What is needed: Give every entry again precisely as it appears.

● ● ● ● ● ● ●

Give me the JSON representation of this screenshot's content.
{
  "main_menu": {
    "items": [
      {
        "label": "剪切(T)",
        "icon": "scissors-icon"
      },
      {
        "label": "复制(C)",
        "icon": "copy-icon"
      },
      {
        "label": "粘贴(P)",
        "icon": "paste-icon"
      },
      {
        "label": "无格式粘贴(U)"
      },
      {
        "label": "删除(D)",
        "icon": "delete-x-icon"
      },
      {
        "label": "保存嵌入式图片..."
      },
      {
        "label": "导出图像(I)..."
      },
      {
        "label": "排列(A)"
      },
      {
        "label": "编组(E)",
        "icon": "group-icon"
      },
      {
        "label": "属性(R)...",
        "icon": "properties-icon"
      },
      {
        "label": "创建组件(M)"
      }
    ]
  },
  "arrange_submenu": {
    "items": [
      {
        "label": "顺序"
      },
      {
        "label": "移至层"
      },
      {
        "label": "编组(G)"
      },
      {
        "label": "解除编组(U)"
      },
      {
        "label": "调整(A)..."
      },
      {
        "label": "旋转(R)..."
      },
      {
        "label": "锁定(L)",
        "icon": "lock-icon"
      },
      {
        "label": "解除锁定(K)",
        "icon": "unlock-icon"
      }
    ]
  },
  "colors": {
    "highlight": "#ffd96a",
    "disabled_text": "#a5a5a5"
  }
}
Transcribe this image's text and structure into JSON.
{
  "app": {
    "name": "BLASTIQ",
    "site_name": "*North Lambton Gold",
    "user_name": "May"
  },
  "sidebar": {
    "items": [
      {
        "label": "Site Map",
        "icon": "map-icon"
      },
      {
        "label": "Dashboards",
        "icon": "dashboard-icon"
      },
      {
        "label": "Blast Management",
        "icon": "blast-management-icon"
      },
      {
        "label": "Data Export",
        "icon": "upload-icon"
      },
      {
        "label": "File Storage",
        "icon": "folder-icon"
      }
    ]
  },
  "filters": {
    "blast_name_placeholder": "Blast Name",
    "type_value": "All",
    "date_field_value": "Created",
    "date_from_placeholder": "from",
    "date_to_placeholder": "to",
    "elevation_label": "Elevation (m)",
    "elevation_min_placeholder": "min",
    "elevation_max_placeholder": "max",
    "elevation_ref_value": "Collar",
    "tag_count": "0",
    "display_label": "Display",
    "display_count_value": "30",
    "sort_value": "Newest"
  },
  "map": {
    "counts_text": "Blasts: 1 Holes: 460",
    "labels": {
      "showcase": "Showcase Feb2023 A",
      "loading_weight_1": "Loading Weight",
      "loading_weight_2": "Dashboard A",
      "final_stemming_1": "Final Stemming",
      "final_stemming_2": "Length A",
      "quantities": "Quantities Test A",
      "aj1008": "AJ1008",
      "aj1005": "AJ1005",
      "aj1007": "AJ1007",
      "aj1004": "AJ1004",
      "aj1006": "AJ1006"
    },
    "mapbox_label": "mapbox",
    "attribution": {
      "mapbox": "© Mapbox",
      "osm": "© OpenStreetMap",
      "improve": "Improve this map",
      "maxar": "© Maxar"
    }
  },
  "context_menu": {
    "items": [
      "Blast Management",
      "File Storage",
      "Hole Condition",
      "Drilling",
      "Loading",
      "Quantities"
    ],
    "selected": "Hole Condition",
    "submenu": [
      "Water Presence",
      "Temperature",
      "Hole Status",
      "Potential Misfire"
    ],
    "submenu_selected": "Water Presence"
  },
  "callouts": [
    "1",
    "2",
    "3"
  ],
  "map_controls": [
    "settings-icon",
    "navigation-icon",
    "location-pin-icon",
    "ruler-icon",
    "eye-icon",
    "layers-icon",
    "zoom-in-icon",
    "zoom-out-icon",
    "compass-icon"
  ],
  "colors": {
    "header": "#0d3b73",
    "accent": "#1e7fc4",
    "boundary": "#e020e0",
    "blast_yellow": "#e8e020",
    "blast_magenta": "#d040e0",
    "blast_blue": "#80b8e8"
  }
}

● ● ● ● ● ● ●

Response below:
Give me the JSON representation of this screenshot's content.
{
  "main_menu": {
    "items": [
      {
        "label": "剪切(T)",
        "icon": "scissors-icon"
      },
      {
        "label": "复制(C)",
        "icon": "copy-icon"
      },
      {
        "label": "粘贴(P)",
        "icon": "paste-icon"
      },
      {
        "label": "无格式粘贴(U)"
      },
      {
        "label": "删除(D)",
        "icon": "delete-x-icon"
      },
      {
        "label": "保存嵌入式图片..."
      },
      {
        "label": "导出图像(I)..."
      },
      {
        "label": "排列(A)"
      },
      {
        "label": "编组(E)",
        "icon": "group-icon"
      },
      {
        "label": "属性(R)...",
        "icon": "properties-icon"
      },
      {
        "label": "创建组件(M)"
      }
    ]
  },
  "arrange_submenu": {
    "items": [
      {
        "label": "顺序"
      },
      {
        "label": "移至层"
      },
      {
        "label": "编组(G)"
      },
      {
        "label": "解除编组(U)"
      },
      {
        "label": "调整(A)..."
      },
      {
        "label": "旋转(R)..."
      },
      {
        "label": "锁定(L)",
        "icon": "lock-icon"
      },
      {
        "label": "解除锁定(K)",
        "icon": "unlock-icon"
      }
    ]
  },
  "colors": {
    "highlight": "#ffd96a",
    "disabled_text": "#a5a5a5"
  }
}
Transcribe this image's text and structure into JSON.
{
  "app": {
    "name": "BLASTIQ",
    "site_name": "*North Lambton Gold",
    "user_name": "May"
  },
  "sidebar": {
    "items": [
      {
        "label": "Site Map",
        "icon": "map-icon"
      },
      {
        "label": "Dashboards",
        "icon": "dashboard-icon"
      },
      {
        "label": "Blast Management",
        "icon": "blast-management-icon"
      },
      {
        "label": "Data Export",
        "icon": "upload-icon"
      },
      {
        "label": "File Storage",
        "icon": "folder-icon"
      }
    ]
  },
  "filters": {
    "blast_name_placeholder": "Blast Name",
    "type_value": "All",
    "date_field_value": "Created",
    "date_from_placeholder": "from",
    "date_to_placeholder": "to",
    "elevation_label": "Elevation (m)",
    "elevation_min_placeholder": "min",
    "elevation_max_placeholder": "max",
    "elevation_ref_value": "Collar",
    "tag_count": "0",
    "display_label": "Display",
    "display_count_value": "30",
    "sort_value": "Newest"
  },
  "map": {
    "counts_text": "Blasts: 1 Holes: 460",
    "labels": {
      "showcase": "Showcase Feb2023 A",
      "loading_weight_1": "Loading Weight",
      "loading_weight_2": "Dashboard A",
      "final_stemming_1": "Final Stemming",
      "final_stemming_2": "Length A",
      "quantities": "Quantities Test A",
      "aj1008": "AJ1008",
      "aj1005": "AJ1005",
      "aj1007": "AJ1007",
      "aj1004": "AJ1004",
      "aj1006": "AJ1006"
    },
    "mapbox_label": "mapbox",
    "attribution": {
      "mapbox": "© Mapbox",
      "osm": "© OpenStreetMap",
      "improve": "Improve this map",
      "maxar": "© Maxar"
    }
  },
  "context_menu": {
    "items": [
      "Blast Management",
      "File Storage",
      "Hole Condition",
      "Drilling",
      "Loading",
      "Quantities"
    ],
    "selected": "Hole Condition",
    "submenu": [
      "Water Presence",
      "Temperature",
      "Hole Status",
      "Potential Misfire"
    ],
    "submenu_selected": "Water Presence"
  },
  "callouts": [
    "1",
    "2",
    "3"
  ],
  "map_controls": [
    "settings-icon",
    "navigation-icon",
    "location-pin-icon",
    "ruler-icon",
    "eye-icon",
    "layers-icon",
    "zoom-in-icon",
    "zoom-out-icon",
    "compass-icon"
  ],
  "colors": {
    "header": "#0d3b73",
    "accent": "#1e7fc4",
    "boundary": "#e020e0",
    "blast_yellow": "#e8e020",
    "blast_magenta": "#d040e0",
    "blast_blue": "#80b8e8"
  }
}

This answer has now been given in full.